Cr Vandervis wondered why the council would sell property that made money when it could sell ''liabilities like Aurora''.
Mayor Dave Cull responded the issue came down to perceiving the difference between cost and value.
''It's whether you look at life through darkened glass, where everything's bleak and nothing's positive, or whether you have slightly rose-coloured spectacles on and try to be little positive.''
Mr Cull said the assets did not have to be sold; that was up to the council.
''What we're looking at here is providing increased value to our community.
''If we only worry about cost nobody would do anything, nobody would spend any money at all.
''I don't think our community is going to thank us if we let the place stagnate because we are too scared to spend some money because of what might happen because we happen to be looking at the world through darkened glass.''
Mr Cull was supported in his views by the 13 other councillors.
Cr Marie Laufiso said she was not a business person, but the most valuable asset in the city was its people.
There were economic, social and environmental aspects to the budget, and she supported the recommendations.
Cr Kate Wilson said she was councillor in 2007 when the economy changed for the worse, and the council made changes as it went.
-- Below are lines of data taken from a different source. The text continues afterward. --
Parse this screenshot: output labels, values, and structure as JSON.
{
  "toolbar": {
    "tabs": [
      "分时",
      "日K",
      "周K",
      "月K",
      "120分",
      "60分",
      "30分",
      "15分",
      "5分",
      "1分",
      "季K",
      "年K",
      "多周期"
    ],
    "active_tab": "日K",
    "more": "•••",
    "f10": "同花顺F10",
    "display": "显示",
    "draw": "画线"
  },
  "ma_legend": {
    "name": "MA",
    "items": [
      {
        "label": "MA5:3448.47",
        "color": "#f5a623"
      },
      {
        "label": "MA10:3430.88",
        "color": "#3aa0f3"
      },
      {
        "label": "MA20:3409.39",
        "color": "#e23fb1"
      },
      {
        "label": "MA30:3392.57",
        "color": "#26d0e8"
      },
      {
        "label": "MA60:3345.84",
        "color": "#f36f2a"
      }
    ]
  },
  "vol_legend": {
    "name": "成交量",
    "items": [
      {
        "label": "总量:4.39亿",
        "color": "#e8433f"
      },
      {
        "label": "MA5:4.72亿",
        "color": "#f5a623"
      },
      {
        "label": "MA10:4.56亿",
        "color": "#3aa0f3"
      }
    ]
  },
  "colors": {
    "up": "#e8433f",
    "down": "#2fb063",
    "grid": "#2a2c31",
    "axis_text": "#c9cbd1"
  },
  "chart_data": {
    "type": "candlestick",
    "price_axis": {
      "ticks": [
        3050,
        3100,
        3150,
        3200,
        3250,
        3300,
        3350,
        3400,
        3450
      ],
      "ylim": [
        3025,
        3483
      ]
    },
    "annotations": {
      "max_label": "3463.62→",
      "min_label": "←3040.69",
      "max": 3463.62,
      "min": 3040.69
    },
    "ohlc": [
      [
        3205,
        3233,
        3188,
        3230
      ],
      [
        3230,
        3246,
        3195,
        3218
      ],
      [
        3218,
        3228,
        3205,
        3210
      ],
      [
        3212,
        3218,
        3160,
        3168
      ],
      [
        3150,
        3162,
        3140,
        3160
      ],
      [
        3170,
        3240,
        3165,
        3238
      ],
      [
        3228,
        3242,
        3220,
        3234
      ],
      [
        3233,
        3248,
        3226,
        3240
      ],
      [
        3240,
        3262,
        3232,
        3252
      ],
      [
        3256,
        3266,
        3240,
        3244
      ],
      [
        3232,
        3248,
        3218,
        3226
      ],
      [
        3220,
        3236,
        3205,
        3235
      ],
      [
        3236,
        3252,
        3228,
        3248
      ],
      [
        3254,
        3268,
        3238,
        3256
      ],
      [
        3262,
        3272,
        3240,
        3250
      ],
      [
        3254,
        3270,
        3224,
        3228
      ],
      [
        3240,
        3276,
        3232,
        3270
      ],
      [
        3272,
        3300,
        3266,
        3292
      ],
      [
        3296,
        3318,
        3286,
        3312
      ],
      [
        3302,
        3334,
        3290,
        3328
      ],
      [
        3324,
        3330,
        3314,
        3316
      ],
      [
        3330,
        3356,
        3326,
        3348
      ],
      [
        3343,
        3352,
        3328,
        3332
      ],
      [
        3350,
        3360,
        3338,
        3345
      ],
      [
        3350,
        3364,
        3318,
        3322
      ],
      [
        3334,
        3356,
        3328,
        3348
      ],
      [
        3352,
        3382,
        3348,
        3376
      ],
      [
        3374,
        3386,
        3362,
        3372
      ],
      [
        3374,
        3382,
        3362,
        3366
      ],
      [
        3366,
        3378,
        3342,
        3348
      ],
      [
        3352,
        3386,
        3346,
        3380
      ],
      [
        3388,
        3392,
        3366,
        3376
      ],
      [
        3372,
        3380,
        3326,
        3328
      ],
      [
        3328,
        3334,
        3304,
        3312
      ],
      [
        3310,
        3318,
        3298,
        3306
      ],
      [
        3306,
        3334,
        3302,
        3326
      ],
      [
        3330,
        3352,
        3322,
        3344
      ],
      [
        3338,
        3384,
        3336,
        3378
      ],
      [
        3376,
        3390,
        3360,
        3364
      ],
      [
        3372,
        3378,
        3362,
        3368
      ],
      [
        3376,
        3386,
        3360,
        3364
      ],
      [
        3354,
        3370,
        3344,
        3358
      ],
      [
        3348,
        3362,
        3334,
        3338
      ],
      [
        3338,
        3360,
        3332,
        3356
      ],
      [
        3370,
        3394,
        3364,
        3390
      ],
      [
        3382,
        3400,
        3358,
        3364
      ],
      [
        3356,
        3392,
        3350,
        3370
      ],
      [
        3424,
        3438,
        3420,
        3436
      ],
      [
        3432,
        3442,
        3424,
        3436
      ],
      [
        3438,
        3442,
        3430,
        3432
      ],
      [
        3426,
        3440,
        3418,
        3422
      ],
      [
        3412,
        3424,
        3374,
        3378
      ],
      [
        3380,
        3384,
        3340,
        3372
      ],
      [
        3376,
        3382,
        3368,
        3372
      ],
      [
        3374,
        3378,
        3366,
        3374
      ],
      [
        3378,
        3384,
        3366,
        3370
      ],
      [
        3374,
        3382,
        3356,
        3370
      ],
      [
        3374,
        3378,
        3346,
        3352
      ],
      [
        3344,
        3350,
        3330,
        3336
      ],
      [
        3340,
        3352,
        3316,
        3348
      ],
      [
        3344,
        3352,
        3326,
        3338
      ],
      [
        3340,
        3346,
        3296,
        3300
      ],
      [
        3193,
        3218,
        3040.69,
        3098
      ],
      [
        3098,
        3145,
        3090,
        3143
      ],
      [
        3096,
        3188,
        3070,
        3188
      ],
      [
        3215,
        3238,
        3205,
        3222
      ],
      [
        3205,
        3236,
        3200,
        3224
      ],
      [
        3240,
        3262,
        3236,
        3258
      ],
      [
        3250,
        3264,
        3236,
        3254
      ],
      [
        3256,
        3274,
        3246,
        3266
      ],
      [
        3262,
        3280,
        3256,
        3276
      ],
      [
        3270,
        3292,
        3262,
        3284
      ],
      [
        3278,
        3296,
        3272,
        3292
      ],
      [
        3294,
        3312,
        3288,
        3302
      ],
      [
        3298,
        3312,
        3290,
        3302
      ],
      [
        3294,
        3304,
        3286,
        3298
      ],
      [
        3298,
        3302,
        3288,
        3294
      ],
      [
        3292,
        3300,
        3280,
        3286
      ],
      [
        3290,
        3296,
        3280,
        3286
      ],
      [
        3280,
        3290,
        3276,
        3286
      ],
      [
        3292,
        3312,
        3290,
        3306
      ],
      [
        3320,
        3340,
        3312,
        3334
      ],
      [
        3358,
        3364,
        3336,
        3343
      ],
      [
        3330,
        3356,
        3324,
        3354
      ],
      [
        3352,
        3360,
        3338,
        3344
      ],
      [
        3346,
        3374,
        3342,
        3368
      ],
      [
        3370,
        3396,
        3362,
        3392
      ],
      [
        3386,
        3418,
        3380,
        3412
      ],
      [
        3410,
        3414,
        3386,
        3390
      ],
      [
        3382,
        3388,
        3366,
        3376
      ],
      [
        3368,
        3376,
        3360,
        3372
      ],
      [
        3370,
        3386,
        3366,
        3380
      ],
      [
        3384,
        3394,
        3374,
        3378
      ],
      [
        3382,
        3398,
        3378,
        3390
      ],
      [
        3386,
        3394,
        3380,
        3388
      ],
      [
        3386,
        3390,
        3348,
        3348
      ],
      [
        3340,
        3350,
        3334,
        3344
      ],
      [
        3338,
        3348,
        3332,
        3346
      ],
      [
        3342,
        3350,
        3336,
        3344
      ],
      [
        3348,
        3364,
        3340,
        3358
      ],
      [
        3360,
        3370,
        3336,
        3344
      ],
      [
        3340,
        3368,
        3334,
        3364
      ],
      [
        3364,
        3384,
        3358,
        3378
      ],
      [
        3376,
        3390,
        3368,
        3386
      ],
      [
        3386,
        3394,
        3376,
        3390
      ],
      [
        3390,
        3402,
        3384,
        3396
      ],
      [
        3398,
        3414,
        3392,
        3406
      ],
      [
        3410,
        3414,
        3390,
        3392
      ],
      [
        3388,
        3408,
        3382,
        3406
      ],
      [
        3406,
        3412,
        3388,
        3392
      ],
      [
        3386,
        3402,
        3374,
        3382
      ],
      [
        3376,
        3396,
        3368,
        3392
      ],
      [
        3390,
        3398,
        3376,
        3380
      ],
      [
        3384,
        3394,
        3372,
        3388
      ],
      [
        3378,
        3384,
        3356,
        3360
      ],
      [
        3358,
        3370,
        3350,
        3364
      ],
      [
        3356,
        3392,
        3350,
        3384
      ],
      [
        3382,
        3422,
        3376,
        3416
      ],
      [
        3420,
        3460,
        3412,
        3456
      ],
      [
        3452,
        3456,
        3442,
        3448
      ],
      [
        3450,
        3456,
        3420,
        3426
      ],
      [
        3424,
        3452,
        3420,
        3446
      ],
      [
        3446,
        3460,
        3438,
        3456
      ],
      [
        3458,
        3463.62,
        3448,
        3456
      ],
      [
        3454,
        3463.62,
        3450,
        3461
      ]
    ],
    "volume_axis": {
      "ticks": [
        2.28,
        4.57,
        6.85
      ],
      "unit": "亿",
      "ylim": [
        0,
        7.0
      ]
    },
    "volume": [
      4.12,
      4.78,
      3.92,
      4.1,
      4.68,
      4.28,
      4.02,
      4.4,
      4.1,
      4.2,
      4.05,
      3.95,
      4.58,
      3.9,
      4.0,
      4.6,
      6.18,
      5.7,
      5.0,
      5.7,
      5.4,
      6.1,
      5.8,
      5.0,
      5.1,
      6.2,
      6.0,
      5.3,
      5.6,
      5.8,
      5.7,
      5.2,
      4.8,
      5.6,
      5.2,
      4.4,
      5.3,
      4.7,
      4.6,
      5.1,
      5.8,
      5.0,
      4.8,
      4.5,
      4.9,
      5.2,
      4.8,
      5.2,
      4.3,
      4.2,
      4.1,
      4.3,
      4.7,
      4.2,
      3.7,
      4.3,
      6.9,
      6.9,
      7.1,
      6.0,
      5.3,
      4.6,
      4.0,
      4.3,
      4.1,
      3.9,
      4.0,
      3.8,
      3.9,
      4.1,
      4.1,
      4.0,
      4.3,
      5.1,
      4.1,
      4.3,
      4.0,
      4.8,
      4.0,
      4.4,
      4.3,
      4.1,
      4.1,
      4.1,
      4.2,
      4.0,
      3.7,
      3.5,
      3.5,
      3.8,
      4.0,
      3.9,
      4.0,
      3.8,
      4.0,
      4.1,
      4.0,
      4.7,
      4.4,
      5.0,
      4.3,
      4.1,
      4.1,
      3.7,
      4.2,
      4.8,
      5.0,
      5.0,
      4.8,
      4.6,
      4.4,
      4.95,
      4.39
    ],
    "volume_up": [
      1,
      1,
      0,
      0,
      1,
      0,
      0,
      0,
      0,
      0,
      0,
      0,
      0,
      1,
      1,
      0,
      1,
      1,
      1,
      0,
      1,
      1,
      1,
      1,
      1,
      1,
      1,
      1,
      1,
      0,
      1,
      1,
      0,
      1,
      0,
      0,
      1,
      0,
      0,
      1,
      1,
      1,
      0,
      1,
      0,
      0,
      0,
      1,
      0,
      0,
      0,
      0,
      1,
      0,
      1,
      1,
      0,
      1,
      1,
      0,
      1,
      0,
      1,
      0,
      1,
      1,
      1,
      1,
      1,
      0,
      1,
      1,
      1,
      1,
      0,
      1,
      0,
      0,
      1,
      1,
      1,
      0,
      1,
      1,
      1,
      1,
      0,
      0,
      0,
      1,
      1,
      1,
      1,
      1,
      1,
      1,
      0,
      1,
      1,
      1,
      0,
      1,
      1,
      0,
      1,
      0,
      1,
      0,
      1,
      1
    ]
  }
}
Cr Conrad Stedman said he wanted to be positive.
Dunedin was in a ''magic space'' in terms of growth.
Cr Christine Garey said debt ''is not a dirty word''.
''We're investing in our city, its environment both built and natural, and most importantly, in our people.''
Cr Andrew Whiley noted 60% of the budget was on renewals, which the council needed to do.
The council voted 14-1 to approve the draft plan for consultation.